Recent mass layoffs most directly affected departing employees, but there have also been negative impacts on retained workers. In many cases, workloads increased, and reorganizations have created unfamiliar structures and dynamics both within teams and across entire organizations. With those added burdens and shifts comes an increase in grievances.

I often coach managers and leaders on how to field complaints respectfully and productively, but there is also an art to the complaint itself. The word “complaint” has an antagonistic connotation; complainers are often perceived, fairly or not, as whining or spreading negativity. In truth, complaining can be constructive or destructive, depending on how the complainer approaches their role. To make any progress, it’s critical for the person pointing out issues to work as a collaborator. Thoughtful solutions are always received more positively than simple venting.

Rachel Feintzeig’s recent article in the Wall Street Journal provides an excellent primer on ars querimoniam, or the art of the complaint. I choose to use this fancy-sounding Latin phrase because it emphasizes the importance of rhetorical strategies. The term “ars” can mean “craft,” in the sense of skilled work, and its tactful, solution-oriented finesse distinguishes this approach from the grumbling usually associated with complaints.

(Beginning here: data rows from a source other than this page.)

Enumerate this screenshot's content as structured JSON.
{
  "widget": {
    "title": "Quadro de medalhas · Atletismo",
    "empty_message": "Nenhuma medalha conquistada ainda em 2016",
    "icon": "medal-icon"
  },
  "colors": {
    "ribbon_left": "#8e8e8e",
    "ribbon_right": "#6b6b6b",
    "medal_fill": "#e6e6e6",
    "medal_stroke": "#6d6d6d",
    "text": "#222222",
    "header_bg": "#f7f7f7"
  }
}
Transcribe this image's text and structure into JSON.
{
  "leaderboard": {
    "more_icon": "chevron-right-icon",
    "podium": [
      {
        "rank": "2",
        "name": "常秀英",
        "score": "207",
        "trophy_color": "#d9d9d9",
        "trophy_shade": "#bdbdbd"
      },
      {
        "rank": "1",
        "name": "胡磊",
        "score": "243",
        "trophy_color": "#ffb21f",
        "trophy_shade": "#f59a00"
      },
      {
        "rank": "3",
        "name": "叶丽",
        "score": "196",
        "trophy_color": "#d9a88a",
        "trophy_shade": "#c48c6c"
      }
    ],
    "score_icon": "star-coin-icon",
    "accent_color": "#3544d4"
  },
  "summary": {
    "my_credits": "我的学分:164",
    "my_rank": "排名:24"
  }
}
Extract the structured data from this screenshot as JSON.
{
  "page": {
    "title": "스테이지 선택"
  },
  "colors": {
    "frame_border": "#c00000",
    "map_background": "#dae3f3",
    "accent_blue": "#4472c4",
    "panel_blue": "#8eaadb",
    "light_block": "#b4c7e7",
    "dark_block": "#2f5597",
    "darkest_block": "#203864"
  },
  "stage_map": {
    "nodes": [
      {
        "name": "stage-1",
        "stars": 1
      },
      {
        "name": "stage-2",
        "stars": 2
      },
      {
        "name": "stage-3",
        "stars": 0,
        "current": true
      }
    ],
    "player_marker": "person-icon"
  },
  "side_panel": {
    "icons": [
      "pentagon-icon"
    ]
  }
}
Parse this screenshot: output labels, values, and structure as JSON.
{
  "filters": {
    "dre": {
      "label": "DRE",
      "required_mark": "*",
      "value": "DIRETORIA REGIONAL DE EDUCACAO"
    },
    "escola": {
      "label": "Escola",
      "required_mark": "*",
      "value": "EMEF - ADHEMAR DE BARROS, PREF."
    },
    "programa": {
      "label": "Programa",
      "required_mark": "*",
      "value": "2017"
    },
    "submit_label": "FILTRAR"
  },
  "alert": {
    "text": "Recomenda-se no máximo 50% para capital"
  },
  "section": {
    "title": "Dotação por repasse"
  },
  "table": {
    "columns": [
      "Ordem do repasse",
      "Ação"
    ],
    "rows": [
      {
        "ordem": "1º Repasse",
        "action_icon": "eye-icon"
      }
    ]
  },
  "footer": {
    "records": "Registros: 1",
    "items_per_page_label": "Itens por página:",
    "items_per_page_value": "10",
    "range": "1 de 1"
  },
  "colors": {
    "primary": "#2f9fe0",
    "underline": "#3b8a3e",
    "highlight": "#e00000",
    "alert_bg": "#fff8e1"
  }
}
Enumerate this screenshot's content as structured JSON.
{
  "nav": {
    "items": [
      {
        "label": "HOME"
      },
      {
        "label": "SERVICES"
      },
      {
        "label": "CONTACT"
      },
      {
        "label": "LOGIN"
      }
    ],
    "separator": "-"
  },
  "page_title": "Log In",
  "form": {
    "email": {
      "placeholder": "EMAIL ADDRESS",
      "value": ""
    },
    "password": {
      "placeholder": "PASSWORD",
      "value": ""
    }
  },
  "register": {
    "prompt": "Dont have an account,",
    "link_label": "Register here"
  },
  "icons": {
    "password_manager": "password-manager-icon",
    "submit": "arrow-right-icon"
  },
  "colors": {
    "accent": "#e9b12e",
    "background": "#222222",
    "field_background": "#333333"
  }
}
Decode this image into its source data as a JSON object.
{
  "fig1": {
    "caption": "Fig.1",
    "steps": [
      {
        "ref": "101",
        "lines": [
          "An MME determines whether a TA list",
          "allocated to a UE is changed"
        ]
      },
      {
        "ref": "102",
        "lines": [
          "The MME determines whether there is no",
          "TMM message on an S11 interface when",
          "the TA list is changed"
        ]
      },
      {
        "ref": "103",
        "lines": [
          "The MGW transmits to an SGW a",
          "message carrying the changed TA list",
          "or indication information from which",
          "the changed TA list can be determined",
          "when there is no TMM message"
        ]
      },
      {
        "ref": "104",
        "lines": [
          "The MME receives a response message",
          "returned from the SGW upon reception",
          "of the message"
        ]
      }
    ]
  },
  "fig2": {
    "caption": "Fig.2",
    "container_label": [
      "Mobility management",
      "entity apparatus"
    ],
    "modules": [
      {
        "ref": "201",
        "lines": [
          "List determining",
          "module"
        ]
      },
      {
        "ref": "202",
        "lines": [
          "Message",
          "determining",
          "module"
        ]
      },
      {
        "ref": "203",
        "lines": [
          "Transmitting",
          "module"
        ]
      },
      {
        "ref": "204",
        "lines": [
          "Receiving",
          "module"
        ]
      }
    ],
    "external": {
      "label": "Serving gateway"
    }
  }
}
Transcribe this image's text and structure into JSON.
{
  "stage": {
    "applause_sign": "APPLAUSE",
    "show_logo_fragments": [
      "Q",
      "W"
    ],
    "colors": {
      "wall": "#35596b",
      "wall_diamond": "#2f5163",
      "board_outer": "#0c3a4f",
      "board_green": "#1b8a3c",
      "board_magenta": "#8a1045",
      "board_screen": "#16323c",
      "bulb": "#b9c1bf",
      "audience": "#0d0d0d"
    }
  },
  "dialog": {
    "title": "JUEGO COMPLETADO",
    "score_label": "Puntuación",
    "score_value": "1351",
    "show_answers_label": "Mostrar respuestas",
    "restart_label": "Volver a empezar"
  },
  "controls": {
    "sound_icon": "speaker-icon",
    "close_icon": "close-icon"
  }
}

Feintzeig consulted executive coach Dina Denham Smith, who says that employees with complaints need “to approach their bosses armed with potential solutions” and to “stick to the facts,” demonstrating “the impact the problem is having on the business.” In other words, strive to drain the emotional heat from the complaint and focus instead on the problem as an opportunity for positive change.

The article also recommends laying “out what you have tried so far to show you have taken initiative” and to “pitch your proposed fix, but leave the door open for input.” There is nothing more counterproductive than an unyielding complainer who can only see one way out of a problem. This issue is exacerbated when they haven’t tried anything else. Saying merely “this isn’t working” does nothing to define the specifics of the problem and fails to identify the next steps toward a solution. A successful complaint demonstrates that, within the capacity of your position, you have been experimenting with various potential fixes. Such an approach signals a solutions-oriented mindset. Furthermore, when a worker solicits input from their manager and remains open to other options, they’re also more likely to get buy-in for acting on the problem.

In addition to minimizing negativity, Feintzeig and Jim Detert, a University of Virginia business professor and author, also recommend avoiding hyperbole and inflexible language. No problem only has two sides. Dichotomous thinking defeats innovation and the likelihood of cooperation from leadership. Detert discourages words like “obviously” and “never,” as in: “Obviously, this has never worked, and we need to do something else.” Such stark phrasing unintentionally communicates narrow-mindedness and the refusal to entertain different solutions that might be preferable.

There is an art to the complaint, but we are all human. Occasionally, we must find immediate emotional outlets. Expend that more hostile energy during a commute alone in the car, as one of Feintzeig’s interviewees recommends, or in the shower before work, rehearsing the points you want to make and defusing the frustration that might interfere with problem-solving.

Most importantly, take the perspective of the person you’re approaching with your complaint: they’re also experiencing the stress of new responsibilities resulting from a shifting or shrinking workforce. If you were in their shoes, what would make you most receptive to what you have to say?

At its best, problem-solving should always transcend the mere complaint. It should work quickly toward a meaningful collaboration, regardless of which side of the conversation you are on. In TGC’s leadership classes, I stress the importance of many of the points made above, particularly the need to understand and entertain the other person’s point of view before any criticism or resistance arises. Whether receiving or delivering news of opportunities, the same rules apply.